Activity:
Search the records that follow and extract every line containing the string "Senate".

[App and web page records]

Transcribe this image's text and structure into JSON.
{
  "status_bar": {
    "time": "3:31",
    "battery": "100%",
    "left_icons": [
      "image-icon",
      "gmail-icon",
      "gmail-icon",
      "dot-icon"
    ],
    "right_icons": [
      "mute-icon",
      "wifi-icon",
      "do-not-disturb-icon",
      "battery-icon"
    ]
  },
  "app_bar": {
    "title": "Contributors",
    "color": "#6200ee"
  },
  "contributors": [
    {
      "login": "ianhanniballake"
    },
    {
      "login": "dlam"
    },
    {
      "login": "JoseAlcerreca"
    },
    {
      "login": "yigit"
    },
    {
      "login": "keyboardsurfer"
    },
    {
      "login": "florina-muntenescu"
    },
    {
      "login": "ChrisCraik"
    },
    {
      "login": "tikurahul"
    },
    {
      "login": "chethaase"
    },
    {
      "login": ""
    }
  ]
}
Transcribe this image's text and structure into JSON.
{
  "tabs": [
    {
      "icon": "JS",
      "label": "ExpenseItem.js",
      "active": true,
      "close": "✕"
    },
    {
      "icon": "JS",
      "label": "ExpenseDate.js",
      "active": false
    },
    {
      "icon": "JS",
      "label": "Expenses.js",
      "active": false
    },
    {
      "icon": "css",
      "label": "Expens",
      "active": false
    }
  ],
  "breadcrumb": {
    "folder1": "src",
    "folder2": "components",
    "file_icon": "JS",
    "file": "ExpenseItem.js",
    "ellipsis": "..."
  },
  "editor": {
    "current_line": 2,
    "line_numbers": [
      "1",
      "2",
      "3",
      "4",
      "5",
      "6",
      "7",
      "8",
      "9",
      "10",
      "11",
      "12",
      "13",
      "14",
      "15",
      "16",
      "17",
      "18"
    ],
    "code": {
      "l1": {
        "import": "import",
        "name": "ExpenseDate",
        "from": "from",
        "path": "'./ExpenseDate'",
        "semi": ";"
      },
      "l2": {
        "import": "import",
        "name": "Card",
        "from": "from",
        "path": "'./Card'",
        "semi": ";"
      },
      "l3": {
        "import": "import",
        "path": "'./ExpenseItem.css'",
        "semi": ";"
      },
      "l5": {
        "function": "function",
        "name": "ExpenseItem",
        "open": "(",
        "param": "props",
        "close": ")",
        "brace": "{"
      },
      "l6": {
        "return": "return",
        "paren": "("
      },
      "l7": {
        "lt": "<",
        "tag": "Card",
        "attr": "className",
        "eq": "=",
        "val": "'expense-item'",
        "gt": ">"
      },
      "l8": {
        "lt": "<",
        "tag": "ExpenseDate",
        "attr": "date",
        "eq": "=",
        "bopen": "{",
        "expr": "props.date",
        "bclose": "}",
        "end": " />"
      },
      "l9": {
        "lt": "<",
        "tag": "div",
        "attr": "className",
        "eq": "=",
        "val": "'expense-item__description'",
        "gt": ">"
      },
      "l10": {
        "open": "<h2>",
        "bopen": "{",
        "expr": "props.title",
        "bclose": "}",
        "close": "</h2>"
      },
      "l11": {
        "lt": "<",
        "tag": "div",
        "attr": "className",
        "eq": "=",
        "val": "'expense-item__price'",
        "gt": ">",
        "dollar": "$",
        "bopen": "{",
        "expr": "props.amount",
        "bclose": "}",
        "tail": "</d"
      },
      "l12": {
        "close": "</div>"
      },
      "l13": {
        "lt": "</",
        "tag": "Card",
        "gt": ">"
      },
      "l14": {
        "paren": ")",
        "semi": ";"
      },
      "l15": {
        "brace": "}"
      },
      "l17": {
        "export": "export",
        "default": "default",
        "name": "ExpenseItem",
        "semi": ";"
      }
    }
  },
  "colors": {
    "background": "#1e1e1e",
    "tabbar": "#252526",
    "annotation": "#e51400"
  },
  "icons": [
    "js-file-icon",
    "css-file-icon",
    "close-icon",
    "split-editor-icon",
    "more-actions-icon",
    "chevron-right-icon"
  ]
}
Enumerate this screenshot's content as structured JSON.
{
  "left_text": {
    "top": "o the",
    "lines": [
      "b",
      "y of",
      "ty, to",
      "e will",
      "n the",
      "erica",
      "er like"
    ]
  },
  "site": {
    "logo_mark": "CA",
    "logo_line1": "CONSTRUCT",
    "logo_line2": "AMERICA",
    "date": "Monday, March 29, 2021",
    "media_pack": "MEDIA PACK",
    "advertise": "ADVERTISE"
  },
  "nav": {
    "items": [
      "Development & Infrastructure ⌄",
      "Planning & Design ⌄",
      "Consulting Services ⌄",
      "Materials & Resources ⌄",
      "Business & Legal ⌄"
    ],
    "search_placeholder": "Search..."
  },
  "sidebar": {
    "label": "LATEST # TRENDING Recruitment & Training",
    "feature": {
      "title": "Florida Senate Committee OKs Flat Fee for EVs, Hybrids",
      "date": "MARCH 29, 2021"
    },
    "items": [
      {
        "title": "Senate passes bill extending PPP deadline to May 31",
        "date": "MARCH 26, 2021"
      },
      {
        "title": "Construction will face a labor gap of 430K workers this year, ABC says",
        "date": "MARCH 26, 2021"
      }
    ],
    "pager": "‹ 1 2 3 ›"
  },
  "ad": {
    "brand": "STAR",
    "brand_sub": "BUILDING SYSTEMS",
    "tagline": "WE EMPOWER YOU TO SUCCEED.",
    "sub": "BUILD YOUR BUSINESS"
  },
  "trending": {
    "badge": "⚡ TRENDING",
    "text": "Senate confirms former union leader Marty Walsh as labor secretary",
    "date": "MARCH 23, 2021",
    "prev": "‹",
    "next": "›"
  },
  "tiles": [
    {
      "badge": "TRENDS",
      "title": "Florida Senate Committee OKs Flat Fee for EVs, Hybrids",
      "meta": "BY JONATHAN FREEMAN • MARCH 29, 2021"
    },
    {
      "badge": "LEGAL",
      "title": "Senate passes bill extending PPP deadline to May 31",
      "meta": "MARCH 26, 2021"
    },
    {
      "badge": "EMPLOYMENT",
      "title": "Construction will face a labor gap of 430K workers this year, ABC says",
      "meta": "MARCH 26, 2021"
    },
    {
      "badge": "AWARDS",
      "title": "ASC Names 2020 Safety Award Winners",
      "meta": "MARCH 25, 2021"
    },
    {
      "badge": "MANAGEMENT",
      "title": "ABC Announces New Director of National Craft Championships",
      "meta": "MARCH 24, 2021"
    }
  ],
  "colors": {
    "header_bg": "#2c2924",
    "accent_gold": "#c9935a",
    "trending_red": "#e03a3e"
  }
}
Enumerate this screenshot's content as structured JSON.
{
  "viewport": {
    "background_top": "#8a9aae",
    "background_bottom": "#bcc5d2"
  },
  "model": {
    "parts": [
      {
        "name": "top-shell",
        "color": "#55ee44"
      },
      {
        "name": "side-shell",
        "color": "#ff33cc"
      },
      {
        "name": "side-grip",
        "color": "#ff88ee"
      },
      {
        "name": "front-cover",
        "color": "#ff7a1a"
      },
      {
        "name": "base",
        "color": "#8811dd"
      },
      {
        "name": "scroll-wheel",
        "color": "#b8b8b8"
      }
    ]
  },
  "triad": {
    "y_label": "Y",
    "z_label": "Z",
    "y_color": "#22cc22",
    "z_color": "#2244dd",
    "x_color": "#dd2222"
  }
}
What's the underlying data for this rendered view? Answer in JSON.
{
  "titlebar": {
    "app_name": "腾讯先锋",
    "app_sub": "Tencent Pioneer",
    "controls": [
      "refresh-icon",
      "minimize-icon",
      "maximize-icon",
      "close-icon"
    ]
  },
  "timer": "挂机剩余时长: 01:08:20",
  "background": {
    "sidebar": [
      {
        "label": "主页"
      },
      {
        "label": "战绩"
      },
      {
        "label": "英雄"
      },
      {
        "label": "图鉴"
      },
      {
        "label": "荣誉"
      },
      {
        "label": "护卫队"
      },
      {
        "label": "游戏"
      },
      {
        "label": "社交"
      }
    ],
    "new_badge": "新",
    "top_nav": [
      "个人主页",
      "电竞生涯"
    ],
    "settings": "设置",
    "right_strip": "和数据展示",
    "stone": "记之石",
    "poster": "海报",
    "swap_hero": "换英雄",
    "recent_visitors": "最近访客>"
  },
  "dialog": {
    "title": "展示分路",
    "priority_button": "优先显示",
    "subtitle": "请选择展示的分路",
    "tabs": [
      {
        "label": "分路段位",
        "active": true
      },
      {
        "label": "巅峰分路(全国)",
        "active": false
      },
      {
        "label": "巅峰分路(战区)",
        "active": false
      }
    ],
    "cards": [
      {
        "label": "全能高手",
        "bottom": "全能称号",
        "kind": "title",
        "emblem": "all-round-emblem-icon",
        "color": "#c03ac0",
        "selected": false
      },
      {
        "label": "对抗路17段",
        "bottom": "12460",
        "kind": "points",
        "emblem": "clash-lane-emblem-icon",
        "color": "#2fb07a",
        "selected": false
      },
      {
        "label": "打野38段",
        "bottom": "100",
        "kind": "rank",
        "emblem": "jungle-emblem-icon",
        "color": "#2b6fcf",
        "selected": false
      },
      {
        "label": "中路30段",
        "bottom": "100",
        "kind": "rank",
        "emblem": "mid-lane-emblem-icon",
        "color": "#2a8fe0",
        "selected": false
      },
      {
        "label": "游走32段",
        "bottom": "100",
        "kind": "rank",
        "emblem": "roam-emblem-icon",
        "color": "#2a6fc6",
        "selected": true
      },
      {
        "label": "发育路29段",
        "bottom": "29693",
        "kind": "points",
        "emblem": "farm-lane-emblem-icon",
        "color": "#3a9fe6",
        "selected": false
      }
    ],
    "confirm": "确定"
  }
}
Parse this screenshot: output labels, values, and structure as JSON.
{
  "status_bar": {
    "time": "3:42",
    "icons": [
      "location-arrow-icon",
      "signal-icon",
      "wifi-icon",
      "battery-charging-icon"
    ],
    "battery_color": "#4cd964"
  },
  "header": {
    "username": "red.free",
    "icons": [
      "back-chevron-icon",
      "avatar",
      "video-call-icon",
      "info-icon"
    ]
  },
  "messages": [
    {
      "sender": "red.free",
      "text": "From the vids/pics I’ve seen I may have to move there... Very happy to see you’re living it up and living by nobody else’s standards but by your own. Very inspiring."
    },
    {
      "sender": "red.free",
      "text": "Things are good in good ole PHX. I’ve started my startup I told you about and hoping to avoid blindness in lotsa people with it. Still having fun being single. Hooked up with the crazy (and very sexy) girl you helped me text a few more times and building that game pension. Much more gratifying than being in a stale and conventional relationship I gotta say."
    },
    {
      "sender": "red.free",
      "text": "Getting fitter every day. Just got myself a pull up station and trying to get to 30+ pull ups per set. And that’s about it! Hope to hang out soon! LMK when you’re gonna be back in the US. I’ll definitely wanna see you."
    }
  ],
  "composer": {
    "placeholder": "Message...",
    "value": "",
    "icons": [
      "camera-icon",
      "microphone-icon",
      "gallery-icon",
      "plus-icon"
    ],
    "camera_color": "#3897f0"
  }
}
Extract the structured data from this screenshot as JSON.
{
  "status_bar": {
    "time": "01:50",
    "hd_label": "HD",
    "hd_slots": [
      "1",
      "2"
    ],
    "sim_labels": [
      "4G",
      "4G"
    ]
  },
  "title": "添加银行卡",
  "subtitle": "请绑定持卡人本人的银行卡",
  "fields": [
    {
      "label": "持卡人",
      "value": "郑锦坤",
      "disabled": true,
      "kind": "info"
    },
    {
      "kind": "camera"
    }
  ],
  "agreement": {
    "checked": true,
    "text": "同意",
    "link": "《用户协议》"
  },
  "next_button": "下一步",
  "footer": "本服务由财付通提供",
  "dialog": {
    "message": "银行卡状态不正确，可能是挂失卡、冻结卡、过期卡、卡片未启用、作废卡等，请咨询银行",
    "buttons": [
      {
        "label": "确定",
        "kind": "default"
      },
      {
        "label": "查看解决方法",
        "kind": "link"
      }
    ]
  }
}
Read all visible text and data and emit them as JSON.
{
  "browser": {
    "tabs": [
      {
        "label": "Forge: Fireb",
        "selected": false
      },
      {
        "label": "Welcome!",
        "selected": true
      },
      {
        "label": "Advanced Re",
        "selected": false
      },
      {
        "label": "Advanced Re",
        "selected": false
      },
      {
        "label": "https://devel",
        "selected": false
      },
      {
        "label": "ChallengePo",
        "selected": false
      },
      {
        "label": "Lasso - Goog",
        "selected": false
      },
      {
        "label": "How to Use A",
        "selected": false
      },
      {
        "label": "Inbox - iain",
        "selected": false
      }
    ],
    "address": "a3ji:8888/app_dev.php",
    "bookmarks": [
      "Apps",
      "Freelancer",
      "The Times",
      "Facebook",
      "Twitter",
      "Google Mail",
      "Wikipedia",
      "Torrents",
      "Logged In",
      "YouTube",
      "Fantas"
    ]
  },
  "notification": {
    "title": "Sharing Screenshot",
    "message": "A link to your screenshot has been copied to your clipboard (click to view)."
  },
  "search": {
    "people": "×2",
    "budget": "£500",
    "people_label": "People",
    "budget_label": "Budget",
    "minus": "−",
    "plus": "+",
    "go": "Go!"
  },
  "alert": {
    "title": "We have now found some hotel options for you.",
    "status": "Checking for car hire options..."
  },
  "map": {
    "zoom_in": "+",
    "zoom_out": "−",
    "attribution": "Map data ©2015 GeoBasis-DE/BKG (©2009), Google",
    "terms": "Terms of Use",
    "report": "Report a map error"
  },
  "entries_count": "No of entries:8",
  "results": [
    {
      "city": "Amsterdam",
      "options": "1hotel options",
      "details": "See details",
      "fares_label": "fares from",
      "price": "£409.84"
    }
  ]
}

Solved problem:
      "title": "Florida Senate Committee OKs Flat Fee for EVs, Hybrids",
        "title": "Senate passes bill extending PPP deadline to May 31",
    "text": "Senate confirms former union leader Marty Walsh as labor secretary",
      "title": "Florida Senate Committee OKs Flat Fee for EVs, Hybrids",
      "title": "Senate passes bill extending PPP deadline to May 31",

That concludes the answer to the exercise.